Both objects have special meaning for Judaism in their relationship with God. Therefore, they must be used strictly and exclusively according to the norms and rules established by the Torah and by God’s representatives. Nowadays, these objects have a variety of shapes, colors, sizes, and designs, so that everyone can adapt them to their personal clothing style. And, which is great, it’s possible to choose them from the comfort of one’s home, via great online shops like Jewish Shop and other similar websites.
- Scarves and veils. The dress of women who are more strict when it comes to religion is modest, as they always wear their hair covered with scarves. They normally dress conservatively, covering their clavicles, knees, and elbows in accordance with the principle of the Torah.
Women are always dressed in dark – not bright tones, and always in skirts that cover their knees. Some women also wear socks to cover their feet, although it’s not mandatory. Married women cover their hair, letting everyone else know that they aren’t free.
It’s also stated that not only the lower parts of the body witness the fall of man but also the head that houses the intellect – maybe even more. Therefore, always having their head covered is a demonstration of their conscience that there’s something infinitely above their intellect. It symbolizes their humility and feeling of shame in the presence of God, just like kippah.
- This garment, if we could call it like that, consists of two small square leather boxes made of a kosher animal and attached to long straps. Each of the two boxes contains four sections of the Torah inside.
One of the boxes (“the arm tefillin”) is placed on the left arm – or the right if the person is left-handed. The leather strap is wrapped around the left hand and around the middle finger of that hand.
The other box (the “tefillin of the head”) is placed over the head, above the forehead, so that it rests on the brain. In this way, the attention is directed to the head, heart, and hand.

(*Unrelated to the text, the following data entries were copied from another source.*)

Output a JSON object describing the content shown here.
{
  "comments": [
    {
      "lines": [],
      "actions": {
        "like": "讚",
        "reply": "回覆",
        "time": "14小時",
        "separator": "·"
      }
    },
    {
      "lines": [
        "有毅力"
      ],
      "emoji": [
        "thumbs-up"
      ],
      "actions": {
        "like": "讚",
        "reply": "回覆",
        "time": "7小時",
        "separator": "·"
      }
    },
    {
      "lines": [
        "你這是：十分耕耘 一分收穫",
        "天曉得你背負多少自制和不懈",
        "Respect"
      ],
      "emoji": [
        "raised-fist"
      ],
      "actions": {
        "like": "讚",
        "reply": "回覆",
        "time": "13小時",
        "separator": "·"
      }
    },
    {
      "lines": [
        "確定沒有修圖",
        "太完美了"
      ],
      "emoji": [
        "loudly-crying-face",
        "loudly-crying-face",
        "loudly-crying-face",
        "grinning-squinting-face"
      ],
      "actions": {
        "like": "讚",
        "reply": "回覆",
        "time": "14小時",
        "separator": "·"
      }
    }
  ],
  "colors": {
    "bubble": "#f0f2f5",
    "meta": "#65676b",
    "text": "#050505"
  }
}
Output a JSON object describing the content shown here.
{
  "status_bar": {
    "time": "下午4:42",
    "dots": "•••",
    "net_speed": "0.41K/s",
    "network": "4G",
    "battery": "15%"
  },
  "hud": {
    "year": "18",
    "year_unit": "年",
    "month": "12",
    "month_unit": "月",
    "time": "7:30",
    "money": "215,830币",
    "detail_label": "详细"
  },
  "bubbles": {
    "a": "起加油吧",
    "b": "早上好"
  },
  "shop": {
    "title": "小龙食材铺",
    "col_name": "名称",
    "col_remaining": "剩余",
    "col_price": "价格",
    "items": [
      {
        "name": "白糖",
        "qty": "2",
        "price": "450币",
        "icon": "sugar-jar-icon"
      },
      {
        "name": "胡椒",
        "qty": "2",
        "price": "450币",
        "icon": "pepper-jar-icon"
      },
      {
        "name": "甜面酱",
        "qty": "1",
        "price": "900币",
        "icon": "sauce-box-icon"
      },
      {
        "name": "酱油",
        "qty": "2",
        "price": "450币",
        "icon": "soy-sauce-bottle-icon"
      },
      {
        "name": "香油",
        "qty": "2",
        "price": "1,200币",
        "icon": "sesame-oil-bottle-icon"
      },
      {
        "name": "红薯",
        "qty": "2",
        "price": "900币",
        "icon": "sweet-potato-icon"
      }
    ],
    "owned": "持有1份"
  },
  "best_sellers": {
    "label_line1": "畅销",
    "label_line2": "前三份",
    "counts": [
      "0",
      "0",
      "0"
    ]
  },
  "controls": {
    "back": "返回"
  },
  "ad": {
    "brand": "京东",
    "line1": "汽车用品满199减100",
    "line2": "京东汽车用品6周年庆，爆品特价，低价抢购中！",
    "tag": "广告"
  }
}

This teaches the Jews to devote themselves to the service of God in everything that’s thought, felt and done. It’s a constant reminder of Jewish identity in the house, in clothing and in the body. Putting on tefillin is the first precept (mitzvah) assumed by men just before their Bar Mitzvah.
Jewish men that are a little bit stricter when it comes to religion actually don’t wear shorts. This rule isn’t too strict like the one that states that women have to cover their knees, but it also depends on the environment in which they live. Judaism also forbids men to dress like women, and vice versa – for them, it’s more than a serious misdemeanor. Oh, and did you know that the Torah forbids the wearing of a wardrobe made of a mixture of wool and linen? In fact, the clothing company “Zara” once actually had to apologize to the Jewish community for having incurred what it considers a serious sin: mixing cotton and linen in the same garment. This mixture is strictly prohibited by Judaism, being considered a “hybrid” that goes against nature.
Well, we DO hope you know more about the Jewish clothing style after reading these lines. For some people this might seem too religious-linked, however, that’s how it actually is. The Jews have always been fond of their faith and even the things they put on every day reflect the values that enrich their whole existence – a truly respectful and outstanding gesture.